According to the New York Times (NYT) column Jones arrived at Kenwood, 5015 S. Blackstone Ave., in 2012 with an emphasis on first improving academics, then music, arts and sports.
As a result of Jones’ leadership, last year 94 percent of freshmen ended the year on track, up from 70 percent in 2011.The graduation rate reached 85 percent last year, up from 74 percent in 2012.
In his column, Leonhardt said curriculum, school types and teachers are often the topics of passionate debates about education but principals remain below the radar in these discussions.
Mayor Rahm Emanuel said in the NYT that the national debate on education “is all screwed up.”
“Principals create the environment,” Emanuel said in the NYT column, “They create a culture of accountability. They create a sense of community. And none of us, nationally, ever debate principals.”

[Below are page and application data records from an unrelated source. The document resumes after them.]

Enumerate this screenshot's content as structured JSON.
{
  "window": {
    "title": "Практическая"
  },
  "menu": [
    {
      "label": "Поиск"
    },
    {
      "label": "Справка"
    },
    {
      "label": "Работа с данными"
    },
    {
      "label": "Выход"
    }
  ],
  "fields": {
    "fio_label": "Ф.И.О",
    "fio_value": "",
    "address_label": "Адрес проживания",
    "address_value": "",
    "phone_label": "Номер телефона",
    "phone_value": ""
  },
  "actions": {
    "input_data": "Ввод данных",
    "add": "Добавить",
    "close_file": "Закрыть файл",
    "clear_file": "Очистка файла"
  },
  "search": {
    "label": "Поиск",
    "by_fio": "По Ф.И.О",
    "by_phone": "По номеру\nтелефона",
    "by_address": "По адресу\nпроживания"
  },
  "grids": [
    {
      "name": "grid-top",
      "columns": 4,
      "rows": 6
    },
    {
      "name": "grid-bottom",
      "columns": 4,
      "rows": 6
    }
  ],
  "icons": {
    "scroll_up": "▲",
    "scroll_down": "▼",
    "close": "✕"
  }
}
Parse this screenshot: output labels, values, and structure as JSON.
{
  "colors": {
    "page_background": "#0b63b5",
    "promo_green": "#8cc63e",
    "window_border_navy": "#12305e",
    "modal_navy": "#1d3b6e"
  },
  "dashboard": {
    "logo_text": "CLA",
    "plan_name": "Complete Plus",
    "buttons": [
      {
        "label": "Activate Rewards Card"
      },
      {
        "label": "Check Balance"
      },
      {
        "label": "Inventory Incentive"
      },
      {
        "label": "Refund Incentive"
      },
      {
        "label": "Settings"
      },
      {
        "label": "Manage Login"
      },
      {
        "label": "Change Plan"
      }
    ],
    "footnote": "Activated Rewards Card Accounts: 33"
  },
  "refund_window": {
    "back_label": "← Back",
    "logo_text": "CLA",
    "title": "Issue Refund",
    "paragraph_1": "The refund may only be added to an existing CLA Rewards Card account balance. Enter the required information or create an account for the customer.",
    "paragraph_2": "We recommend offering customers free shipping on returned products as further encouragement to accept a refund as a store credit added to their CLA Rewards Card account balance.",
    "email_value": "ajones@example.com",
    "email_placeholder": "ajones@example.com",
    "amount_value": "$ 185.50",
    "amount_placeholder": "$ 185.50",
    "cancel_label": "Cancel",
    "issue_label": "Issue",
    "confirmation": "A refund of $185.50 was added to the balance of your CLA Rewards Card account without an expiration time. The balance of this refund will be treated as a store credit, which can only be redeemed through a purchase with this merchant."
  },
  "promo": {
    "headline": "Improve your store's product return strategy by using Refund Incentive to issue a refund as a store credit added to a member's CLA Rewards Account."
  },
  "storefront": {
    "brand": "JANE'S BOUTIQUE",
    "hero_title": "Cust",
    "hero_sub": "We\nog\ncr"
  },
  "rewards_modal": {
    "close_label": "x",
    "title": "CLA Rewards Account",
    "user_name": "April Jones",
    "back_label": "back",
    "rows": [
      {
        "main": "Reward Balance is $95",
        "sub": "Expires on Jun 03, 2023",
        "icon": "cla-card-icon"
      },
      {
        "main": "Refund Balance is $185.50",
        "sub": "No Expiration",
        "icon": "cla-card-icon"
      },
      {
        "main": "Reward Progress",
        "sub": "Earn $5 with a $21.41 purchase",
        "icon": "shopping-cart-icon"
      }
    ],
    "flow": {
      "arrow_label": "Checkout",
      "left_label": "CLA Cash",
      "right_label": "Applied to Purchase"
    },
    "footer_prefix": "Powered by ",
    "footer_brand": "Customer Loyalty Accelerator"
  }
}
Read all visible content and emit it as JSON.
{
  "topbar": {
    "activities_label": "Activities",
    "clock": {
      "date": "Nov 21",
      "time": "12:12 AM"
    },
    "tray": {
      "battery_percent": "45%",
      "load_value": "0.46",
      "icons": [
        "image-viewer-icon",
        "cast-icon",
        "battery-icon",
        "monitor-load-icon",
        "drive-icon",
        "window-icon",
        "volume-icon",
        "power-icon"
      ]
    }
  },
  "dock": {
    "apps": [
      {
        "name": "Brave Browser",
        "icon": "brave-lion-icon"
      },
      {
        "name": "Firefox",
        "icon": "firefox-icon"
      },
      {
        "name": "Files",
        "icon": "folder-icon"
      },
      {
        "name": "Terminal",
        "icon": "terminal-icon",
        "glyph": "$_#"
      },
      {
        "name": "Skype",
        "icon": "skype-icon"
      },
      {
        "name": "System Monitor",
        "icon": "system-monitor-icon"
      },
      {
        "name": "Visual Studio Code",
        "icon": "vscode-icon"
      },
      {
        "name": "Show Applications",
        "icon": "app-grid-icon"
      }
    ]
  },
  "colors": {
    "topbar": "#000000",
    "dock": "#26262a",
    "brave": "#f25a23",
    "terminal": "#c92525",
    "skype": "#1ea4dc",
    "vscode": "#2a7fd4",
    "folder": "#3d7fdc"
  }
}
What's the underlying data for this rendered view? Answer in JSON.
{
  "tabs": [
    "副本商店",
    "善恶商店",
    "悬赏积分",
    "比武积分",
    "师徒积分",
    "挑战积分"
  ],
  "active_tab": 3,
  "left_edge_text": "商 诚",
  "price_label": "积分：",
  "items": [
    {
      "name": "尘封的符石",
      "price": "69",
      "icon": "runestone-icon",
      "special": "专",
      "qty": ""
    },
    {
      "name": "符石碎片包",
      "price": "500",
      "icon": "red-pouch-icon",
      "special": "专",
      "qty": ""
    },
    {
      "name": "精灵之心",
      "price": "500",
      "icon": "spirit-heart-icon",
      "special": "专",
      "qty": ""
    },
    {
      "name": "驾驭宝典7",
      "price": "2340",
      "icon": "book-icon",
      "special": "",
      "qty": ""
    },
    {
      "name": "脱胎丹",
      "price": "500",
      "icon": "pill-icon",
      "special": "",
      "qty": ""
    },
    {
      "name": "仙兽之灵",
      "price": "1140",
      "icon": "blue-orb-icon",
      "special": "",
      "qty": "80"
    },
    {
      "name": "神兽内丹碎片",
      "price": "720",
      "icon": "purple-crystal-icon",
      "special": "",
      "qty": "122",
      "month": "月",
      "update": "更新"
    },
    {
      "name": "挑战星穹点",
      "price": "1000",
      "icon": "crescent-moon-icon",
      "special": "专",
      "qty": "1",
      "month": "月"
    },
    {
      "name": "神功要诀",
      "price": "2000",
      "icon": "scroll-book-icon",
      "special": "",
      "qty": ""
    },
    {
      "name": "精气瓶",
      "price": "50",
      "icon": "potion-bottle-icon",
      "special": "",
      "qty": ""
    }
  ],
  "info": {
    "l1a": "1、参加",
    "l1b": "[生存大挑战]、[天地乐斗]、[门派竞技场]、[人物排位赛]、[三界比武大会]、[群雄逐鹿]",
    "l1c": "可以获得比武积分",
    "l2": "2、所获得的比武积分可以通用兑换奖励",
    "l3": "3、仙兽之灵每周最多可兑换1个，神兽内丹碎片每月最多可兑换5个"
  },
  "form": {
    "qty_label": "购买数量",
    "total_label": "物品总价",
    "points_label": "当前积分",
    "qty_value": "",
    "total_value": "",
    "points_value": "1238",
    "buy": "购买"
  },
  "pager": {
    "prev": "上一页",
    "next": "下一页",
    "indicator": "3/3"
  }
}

The ability to attract and keep good teachers and develop good teachers was also mentioned in the column as markers of a good principal.
In his column Leonhardt said, in Chicago, students, parents and teachers fill out an annual survey evaluating their principal. A local board helps to oversee each school and principal. Principals are also judged based on the progress their students make in reading, math and other subjects.
Janice Jackson, chief education officer for Chicago Public Schools, told the NYT that principals are the most accountable people in the school system.
Jones, a Chicago native, was a teacher and assistant principal before taking over Kenwood, a neighborhood school that also accepts students from elsewhere in the city through a lottery.
In the column, Jones said being a principal is “stressful. You have to own it.”
Leonhardt’s column concludes with the statement that over the last several decades educators have found that teaching quality, empowered principals, more instructional time, extracurricular activities and school choice are what works best in education.